Individuals in the construction and building trade program touch upon a variety of skills—ranging from carpentry and electrical familiarity to plumbing, kitchen and bath knowledge. These tradesmen and women use their hands-on skills to:

 

  • Troubleshoot and repair electrical boxes and fittings
  • Frame windows and doors
  • Install light fixtures, wiring and countertops
  • Use power tools and plumbing blueprints

 

At Apex, students prepare to enter the construction field by taking six segments of carpentry and building skills classes, as well as learning to build a model house in the shop. Think you might be a good fit? Explore five signs a construction career path is right for you.

 

Plumbing and Pipefitting

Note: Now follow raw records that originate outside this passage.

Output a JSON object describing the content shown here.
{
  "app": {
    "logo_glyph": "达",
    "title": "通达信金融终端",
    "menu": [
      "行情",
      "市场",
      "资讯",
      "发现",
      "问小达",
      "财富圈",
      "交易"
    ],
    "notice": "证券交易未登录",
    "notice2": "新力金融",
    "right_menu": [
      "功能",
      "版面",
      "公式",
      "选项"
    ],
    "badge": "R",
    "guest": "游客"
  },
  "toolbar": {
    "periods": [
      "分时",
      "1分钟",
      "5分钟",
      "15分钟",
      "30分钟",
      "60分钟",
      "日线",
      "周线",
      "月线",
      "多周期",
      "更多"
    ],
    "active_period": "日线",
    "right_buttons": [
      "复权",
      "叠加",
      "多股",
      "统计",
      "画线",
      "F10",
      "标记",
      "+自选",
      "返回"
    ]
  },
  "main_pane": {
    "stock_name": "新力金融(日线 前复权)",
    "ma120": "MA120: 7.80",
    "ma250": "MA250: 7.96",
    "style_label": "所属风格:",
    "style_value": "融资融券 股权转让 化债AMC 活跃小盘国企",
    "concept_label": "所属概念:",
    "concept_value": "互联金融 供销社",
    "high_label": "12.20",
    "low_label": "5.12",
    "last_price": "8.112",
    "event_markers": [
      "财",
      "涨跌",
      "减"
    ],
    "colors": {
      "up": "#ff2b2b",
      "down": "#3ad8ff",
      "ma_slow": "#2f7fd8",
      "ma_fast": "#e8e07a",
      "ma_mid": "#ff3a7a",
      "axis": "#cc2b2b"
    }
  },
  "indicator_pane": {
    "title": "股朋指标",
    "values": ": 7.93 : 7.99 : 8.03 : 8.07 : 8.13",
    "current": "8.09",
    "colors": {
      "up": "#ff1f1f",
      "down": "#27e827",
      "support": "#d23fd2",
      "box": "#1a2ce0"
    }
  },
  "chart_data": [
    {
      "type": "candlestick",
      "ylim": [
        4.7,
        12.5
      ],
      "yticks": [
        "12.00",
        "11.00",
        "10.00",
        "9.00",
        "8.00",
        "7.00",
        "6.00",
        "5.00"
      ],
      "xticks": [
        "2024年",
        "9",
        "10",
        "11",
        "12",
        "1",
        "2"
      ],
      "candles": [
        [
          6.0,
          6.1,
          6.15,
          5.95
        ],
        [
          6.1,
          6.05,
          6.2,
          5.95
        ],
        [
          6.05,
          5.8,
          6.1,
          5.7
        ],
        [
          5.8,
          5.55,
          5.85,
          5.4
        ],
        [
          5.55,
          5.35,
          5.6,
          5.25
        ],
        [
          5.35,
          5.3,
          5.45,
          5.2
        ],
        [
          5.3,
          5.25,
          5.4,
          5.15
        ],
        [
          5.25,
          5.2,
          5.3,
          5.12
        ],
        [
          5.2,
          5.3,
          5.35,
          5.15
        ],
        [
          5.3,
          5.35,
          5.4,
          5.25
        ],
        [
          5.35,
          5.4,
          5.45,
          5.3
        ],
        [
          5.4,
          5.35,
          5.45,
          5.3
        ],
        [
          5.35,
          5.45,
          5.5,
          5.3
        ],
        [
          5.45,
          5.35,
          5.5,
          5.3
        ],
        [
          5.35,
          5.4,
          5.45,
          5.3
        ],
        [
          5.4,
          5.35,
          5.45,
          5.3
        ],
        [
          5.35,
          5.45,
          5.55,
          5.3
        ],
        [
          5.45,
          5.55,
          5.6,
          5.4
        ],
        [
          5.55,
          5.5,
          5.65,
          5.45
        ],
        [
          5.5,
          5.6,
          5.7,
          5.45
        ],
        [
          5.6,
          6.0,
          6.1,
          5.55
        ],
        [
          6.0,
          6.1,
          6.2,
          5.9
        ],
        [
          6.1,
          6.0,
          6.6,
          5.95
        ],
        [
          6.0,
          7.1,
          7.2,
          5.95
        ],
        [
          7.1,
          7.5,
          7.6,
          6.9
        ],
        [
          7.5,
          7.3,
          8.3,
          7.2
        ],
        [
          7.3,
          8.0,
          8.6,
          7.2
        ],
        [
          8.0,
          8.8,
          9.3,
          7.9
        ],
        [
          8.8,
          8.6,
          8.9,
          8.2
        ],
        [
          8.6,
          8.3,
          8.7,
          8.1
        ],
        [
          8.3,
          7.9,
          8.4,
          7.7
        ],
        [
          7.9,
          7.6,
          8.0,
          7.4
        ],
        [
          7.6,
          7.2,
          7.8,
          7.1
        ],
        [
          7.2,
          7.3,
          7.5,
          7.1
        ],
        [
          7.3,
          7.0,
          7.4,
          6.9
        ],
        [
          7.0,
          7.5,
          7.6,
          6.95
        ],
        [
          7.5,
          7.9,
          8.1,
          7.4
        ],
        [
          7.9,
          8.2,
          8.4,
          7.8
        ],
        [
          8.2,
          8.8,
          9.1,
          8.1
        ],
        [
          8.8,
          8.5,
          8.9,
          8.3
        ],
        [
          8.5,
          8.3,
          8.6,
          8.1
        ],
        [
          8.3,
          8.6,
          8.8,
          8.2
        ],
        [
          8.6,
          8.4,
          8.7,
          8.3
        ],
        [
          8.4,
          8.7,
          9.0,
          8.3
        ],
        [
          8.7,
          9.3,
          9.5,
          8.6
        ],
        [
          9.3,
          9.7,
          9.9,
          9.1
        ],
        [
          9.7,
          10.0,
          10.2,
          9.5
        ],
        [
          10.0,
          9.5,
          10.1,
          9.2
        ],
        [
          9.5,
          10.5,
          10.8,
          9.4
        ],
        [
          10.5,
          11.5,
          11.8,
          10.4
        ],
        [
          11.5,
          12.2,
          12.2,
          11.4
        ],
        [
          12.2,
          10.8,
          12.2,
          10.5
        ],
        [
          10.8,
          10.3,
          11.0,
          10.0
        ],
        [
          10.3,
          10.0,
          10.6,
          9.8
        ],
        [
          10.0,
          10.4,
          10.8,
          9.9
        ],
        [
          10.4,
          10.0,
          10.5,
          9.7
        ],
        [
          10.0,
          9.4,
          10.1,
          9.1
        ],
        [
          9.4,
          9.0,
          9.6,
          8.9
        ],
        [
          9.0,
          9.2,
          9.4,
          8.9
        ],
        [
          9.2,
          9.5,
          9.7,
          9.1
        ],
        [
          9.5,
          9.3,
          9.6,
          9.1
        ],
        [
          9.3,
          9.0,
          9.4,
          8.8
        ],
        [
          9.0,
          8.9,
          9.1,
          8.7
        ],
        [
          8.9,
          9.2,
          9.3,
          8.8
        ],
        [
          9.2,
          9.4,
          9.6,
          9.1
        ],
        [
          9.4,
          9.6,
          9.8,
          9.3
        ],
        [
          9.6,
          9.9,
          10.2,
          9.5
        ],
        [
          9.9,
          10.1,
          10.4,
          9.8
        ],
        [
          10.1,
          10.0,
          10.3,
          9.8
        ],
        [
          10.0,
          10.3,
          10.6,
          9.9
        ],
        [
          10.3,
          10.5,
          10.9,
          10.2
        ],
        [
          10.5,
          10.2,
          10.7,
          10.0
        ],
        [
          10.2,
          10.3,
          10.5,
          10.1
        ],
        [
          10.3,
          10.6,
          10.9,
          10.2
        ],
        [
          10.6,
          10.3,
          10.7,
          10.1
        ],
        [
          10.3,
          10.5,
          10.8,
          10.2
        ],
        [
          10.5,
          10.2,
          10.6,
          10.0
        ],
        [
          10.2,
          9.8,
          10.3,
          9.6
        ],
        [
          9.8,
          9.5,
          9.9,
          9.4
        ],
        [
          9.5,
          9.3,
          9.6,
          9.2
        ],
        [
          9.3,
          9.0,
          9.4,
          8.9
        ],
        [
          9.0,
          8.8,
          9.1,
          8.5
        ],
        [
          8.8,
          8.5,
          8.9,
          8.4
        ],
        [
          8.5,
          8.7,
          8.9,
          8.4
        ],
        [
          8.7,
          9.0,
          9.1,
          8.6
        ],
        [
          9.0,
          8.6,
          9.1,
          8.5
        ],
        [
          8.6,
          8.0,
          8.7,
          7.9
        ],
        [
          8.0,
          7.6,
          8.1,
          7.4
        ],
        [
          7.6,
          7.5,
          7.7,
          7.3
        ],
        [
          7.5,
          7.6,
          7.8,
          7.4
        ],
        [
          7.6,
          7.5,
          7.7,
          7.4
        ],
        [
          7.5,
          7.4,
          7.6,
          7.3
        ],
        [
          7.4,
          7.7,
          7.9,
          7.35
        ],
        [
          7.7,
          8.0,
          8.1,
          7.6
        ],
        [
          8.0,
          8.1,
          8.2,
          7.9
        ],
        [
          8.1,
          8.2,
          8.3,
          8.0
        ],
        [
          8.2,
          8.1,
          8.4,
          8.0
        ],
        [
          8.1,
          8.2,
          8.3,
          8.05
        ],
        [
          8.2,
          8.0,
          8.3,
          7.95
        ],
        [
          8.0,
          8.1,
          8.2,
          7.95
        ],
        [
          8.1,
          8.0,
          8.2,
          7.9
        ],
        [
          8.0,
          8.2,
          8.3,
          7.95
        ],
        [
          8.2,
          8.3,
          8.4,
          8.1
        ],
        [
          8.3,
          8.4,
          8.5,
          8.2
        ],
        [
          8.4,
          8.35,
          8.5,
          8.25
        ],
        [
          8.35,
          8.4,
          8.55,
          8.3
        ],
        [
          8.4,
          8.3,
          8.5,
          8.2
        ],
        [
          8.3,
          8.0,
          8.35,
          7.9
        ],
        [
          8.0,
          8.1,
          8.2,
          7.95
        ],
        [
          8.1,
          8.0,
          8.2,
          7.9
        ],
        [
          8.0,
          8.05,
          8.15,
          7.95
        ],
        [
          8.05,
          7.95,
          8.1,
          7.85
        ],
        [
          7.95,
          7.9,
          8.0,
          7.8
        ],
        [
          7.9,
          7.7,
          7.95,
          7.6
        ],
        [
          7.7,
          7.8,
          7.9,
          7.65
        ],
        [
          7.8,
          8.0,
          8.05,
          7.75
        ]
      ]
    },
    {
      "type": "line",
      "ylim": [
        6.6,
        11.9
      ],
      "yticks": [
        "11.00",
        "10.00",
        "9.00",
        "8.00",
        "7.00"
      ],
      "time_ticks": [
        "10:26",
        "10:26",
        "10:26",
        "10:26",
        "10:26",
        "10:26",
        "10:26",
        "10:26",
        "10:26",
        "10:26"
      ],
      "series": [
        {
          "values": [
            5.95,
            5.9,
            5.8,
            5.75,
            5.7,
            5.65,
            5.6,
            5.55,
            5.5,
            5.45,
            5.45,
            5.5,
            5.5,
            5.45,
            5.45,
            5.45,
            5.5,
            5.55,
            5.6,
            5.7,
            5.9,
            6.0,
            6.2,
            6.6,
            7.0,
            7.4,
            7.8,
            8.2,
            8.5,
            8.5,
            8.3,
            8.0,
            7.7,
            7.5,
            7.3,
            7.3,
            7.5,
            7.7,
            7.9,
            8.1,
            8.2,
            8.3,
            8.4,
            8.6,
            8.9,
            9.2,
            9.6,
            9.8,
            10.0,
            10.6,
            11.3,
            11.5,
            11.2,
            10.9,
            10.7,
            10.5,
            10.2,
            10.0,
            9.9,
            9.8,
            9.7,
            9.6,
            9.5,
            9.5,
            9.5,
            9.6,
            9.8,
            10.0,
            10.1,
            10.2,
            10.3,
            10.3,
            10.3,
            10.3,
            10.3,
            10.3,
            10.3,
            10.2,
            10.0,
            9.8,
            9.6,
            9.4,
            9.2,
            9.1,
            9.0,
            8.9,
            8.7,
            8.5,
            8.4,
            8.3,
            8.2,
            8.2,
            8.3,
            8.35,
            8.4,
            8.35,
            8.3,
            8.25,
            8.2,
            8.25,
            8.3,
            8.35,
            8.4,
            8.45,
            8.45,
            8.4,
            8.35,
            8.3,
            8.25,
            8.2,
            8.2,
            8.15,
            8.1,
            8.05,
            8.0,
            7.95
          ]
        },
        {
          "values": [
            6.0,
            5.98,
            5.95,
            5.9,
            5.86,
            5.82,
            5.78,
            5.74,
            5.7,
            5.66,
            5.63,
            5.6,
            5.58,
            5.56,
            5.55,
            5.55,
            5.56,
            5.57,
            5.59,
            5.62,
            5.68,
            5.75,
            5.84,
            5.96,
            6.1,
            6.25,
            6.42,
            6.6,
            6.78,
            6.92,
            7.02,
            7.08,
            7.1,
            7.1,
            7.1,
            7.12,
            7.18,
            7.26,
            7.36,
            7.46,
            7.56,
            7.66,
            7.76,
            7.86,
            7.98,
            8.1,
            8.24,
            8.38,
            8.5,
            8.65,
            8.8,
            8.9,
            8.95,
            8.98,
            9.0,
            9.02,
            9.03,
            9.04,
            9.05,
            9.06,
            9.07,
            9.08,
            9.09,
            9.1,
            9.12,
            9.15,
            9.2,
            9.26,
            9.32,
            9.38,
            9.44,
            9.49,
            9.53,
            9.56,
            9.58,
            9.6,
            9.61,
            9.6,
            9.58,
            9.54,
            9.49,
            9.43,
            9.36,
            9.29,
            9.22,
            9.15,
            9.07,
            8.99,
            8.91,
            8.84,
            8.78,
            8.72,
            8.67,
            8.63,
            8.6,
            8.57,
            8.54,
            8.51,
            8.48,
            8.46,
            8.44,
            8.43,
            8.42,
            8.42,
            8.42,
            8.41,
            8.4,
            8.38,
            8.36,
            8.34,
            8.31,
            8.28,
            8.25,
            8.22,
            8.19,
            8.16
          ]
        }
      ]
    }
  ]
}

Students in this vocational program learn how to install water heaters, water supply and waste disposal systems found in private kitchens and bathrooms. They also learn the basics and practice real techniques, including:

 

  • Assemble pipe sections, tubing and fittings
  • Locate leaks and repair pipes, fixtures and drainage systems
  • Follow blueprints, codes and safety specifications
  • Use a variety of hand and power tools, levels and other materials

 

Plumbing classes give students the opportunity to learn how to find the source of a problem, as well as what it takes to solve the problem. Wondering if you’re ready to pursue the plumbing trade? Here are four signs a plumbing career could be a good fit.

 

*Apex Technical School and its instructors are licensed by the State of New York, New York State Education Department. Grad rates, debt and other consumer disclosures at apexschool.com.

 

Disclaimer: Apex Technical School provides training for entry-level jobs. Not everything you may read about the industry is covered in our training programs.